May we all age as brassily, as bawdily, as va-va-vivaciously as Bette Midler.
The Divine Miss M is 69, has been at this for five decades now, and yet her first major tour in a decade finds her skidding around the stage in a minidress and teeny spikes, swearing like a sailor, flashing a million-watt smile and more leg than Colonel Sanders.
â€œThe peopleâ€™s goddess is in the house tonight, to lift your spirits like a boob job for the soul!â€ she chirped to the crowd of 9,282 Monday at Tampaâ€™s Amalie Arena. And later: â€œIâ€™m like vodka: Ageless, odorless and tasteless!”
She got the first part right â€“ Midler still sells her mile-a-minute shtick, honed in the burlesques and bathhouses of yesteryear, with puckered-lip glee, and by golly, it still plays in the Sunshine Stateâ€™s cheap seats.
Midlerâ€™s Divine Intervention Tour ostensibly comes in support of her charming new album Itâ€™s The Girls!, a tribute to the girl-group pop of the ’60s. Always a zealous interpreter of the American canon, Midler delivered a handful of those tracks with zest â€“ her sharp, snappy spins on the Excitersâ€™ Tell Him and the Crystalsâ€™ Da Doo Ron Ron were finger-popping fresh â€“ but most of the set, as youâ€™d expect, was devoted to just letting Bette be Bette.
Through four costume changes and nearly two hours of breathless theatricality, Midler sang her lips and hips off before a big-brass backing band of 12, interspersing songs and skits with one-liners aplenty â€“ and few dames know how to sell Catskills camp like Midler.
â€œI married a German, I did,â€ she said at one point. â€œEvery night I get dressed up as Poland, and he invades me.â€ The crowd groaned and she grinned. â€œI warned you. That s— is old, people. That is some old, old s—.â€
Didnâ€™t matter. People ate her zany magic up, even when things got a little loony. Midler covered I Put a Spell On You dressed in full Hocus Pocus regalia, spinning and cackling as her backing vocalists, the Harlettes, swirled around about her. That was followed by a wordless interstitial featuring a humanoid egg tap-dancing to Yakety Sax. It went exactly like youâ€™re imagining.

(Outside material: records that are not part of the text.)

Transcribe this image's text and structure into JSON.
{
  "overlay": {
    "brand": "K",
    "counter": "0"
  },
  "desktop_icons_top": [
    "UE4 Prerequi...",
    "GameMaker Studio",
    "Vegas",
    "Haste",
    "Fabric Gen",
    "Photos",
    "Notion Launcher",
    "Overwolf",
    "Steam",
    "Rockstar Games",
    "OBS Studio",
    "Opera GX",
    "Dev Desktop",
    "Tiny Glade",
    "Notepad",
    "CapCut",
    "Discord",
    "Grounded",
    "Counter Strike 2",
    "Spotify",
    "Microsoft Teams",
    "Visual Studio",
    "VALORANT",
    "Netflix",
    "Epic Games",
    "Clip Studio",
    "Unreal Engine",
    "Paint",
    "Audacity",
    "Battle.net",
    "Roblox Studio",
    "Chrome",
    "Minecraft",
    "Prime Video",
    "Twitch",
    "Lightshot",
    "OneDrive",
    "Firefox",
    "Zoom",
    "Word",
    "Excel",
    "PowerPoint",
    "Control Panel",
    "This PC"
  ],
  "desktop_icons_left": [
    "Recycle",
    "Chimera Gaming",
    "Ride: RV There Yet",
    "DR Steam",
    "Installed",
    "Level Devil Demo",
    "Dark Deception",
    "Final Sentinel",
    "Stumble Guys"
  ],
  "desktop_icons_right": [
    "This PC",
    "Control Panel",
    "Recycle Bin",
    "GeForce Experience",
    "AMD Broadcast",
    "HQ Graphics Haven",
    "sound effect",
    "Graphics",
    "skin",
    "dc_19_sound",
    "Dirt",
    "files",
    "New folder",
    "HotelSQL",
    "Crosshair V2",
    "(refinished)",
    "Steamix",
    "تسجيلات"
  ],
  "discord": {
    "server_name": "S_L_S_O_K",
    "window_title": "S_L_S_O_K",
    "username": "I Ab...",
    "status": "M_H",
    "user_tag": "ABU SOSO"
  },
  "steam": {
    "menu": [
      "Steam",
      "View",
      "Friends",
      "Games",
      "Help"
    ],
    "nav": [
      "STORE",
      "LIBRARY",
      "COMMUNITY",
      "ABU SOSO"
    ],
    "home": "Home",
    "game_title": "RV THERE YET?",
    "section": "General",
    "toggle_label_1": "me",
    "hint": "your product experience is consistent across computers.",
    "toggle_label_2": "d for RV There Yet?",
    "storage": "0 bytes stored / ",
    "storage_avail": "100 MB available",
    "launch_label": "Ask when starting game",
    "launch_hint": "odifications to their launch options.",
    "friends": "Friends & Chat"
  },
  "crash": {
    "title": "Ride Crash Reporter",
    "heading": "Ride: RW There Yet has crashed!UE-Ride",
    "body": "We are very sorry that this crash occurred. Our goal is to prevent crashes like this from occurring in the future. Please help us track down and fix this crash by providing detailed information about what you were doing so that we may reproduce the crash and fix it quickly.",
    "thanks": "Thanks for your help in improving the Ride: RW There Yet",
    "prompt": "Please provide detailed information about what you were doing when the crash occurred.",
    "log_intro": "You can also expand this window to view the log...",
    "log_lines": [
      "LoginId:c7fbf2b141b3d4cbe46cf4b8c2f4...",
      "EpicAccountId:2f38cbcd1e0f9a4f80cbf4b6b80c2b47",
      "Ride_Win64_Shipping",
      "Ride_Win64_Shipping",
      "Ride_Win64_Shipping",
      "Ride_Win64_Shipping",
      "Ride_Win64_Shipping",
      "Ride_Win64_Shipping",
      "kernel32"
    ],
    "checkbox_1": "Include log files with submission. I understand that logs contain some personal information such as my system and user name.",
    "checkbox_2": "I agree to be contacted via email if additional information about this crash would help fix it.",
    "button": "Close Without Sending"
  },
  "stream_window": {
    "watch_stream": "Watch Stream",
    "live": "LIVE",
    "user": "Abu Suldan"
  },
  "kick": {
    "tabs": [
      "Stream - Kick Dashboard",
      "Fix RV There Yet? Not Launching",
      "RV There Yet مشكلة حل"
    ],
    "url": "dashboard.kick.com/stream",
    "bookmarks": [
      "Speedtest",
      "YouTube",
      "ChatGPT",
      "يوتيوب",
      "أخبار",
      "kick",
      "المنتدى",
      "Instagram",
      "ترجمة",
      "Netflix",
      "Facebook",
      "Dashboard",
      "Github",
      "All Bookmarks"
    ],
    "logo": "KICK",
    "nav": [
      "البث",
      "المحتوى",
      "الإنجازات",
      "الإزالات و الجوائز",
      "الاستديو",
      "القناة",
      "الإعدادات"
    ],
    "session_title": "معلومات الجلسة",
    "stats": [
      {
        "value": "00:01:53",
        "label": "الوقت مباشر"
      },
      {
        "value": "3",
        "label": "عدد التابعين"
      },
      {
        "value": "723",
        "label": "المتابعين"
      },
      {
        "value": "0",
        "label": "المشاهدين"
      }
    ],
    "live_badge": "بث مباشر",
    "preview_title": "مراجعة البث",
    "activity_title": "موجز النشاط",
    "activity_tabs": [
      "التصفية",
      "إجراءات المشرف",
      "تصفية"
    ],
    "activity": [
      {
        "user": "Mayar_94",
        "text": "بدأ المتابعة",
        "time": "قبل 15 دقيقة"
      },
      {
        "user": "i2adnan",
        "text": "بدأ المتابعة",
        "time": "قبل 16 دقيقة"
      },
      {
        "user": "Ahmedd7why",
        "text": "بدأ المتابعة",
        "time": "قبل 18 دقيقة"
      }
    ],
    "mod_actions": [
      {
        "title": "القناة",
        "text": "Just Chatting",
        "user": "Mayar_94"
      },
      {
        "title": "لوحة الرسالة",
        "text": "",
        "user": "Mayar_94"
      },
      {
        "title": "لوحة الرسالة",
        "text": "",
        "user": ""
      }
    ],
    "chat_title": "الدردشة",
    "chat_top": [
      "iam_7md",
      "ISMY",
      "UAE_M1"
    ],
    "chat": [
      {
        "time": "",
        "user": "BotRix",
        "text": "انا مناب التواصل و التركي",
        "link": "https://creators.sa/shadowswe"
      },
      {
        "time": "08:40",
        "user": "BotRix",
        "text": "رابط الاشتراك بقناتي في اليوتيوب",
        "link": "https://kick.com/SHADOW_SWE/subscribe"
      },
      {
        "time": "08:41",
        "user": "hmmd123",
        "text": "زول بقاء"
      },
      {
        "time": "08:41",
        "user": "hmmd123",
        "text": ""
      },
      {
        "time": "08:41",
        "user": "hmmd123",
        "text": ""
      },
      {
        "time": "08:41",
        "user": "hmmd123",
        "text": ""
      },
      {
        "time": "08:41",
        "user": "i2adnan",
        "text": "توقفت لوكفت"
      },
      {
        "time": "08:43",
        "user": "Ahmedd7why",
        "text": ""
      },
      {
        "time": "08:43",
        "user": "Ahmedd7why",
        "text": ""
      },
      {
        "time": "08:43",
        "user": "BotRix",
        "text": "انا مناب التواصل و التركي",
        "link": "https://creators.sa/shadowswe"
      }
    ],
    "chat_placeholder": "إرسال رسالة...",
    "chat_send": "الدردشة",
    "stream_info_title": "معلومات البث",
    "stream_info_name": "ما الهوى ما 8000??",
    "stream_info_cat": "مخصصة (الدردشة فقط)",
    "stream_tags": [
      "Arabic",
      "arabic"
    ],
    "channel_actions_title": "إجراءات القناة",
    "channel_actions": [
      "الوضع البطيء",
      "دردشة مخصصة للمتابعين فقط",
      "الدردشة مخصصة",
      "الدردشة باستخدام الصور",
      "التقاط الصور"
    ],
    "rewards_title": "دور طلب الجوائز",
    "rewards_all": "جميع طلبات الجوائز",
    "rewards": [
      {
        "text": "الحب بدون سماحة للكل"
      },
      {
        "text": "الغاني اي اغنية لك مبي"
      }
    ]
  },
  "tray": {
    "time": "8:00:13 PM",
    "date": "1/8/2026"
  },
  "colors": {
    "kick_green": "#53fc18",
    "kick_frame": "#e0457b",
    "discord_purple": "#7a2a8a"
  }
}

Chunks of the set were dedicated to decrying the ills of modern society, urging the AARPâ€™ers in the house to stray from the sins of cell phones, Twitter, Facebook and all things Kardashian.
â€œYou have to tweet!â€ she kvetched, reeling on a cherry-lip chaise as the Harlettes rolled her back and forth across the stage. â€œIf you donâ€™t tweet, youâ€™re a cyberslacker! And you have to tweet at the rate of a ferret on methamphetamines!â€
Then came a string of barbs about imagined hook-ups with the likes of Vladimir Putin (â€œHe likes me to call him Vlad the Impaler. It was more like Vlad the Impotentâ€) and Bruce Jenner (â€œWe watched Beaches and painted each otherâ€™s toenailsâ€).
There were plenty more punchlines where these came from â€“ most, weâ€™d blush at reprinting verbatim â€“ but Midler counterbalanced them all with a string of well-timed showstoppers, from Randy Newmanâ€™s I Think Itâ€™s Gonna Rain Today to a stripped and slowed-down lite-pop rendition of TLCâ€™s Waterfalls.
And then came a stretch run of schmaltzy Midler magic: The Rose, From A Distance, Stay With Me and Wind Beneath My Wings. These are haymakers, all of them, tear-jerking titans that could enable any star of her stature to coast into the curtain years of life.
But no. Midler opted to close on an upbeat note with another signature standard, the Andrews Sistersâ€™ World War II anthem Boogie Woogie Bugle Boy. The song debuted in 1941, Midler made it her own in 1973, and with a full band swingin’ and scootin’ behind her, it still draws standing Oâ€™s in 2015.
The years may pass, but some things never get old. May we all enjoy a twilight so divine.